Where the outdoor air is delivered impacts the energy efficiency of the system. Designers must choose whether to deliver the outdoor air directly into each space, or into the local HVAC unit.


This is the most economical option, and the easiest to verify that the required volume of outdoor air is being supplied. Supplying the outdoor air directly into the space also has the greatest effect on the thermal loads. Because the local HVAC unit only needs to be energized on a call for cool or heat from the space, it will not need to be running when there is no call for tempering. This can greatly reduce the fan energy consumption of the local HVAC unit. In addition, the local unit will only need to be sized for the air volume required to satisfy the space sensible load rather than the entire supply air volume, saving on first cost, physical size, and potentially reducing sound levels.

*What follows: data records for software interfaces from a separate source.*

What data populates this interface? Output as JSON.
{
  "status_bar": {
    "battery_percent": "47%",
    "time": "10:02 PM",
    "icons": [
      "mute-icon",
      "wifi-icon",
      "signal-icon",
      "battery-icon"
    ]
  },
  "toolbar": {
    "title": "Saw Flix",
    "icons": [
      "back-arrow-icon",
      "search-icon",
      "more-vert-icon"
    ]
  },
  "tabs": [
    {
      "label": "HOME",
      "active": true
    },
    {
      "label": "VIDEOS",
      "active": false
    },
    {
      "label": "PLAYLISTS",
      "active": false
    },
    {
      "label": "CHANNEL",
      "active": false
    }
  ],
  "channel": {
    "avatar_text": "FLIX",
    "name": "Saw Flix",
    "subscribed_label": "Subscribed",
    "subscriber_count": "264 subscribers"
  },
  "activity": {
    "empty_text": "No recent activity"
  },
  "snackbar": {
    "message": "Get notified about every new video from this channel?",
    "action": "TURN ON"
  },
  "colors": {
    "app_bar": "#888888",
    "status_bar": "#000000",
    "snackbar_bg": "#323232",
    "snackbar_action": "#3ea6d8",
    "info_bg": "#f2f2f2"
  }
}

If it is not possible to deliver the air into the space directly, ducting the outdoor air directly to the local HVAC unit is an option. The cooling capacity of the local HVAC unit can still be decreased, but it will need to be sized to handle the entire supply air volume. If the design requires that the outdoor air be supplied to the local HVAC unit, it is highly recommended that the DOAS unit not reheat the outdoor air to avoid the local unit having to recool the air that has already been cooled once.


Controlling a DOAS is straightforward: when the building is occupied, the DOAS unit is energized and supplying conditioned outdoor air to the space. The local HVAC units are energized upon a call for cool or heat from the space. This system allows the precise volume of outdoor air to be delivered to the space independent of cooling or heating status of each space. In addition, there are several measures that can be implemented to further enhance system performance.

Resetting the discharge temperature based on outdoor air is one control strategy that can be implemented. When outdoor air conditions are such that overcooling is likely, the supply air is reheated to a neutral temperature. This can be accomplished using a microprocessor controller (DDC) for discharge air control; the DDC controller monitors the ambient temperature and resets the discharge temperature of the outdoor air unit accordingly. A more advanced approach to this same strategy is to implement a BMS that can monitor multiple spaces and determine the “critical space.” Once the critical space is determined, the BMS can adjust the reheat capacity of the outdoor air unit to prevent the critical space from being overcooled or overheated.

Another controls strategy for saving energy is implementing a dehumidistat in the space to monitor room humidity. If the room becomes too humid, the dehumidistat sends a signal to the microprocessor controller that more dehumidification is needed. The controller then lowers the discharge dewpoint of the outdoor air unit for further dehumidification. Once the room humidity reaches an acceptable level, the dewpoint is reset back to normal operation.


Dedicated outdoor air systems provide a straightforward, energy efficient approach to handling ventilation air. Considering the use of energy recovery, supply air conditions, delivery location, and the correct sequence of operation will maximize the annual energy savings dollars for the owner and the comfort level for the occupants.

Reprinted with permission from the Greenheck Fan Corp. Website. For more information, visit

Publication date:05/04/2009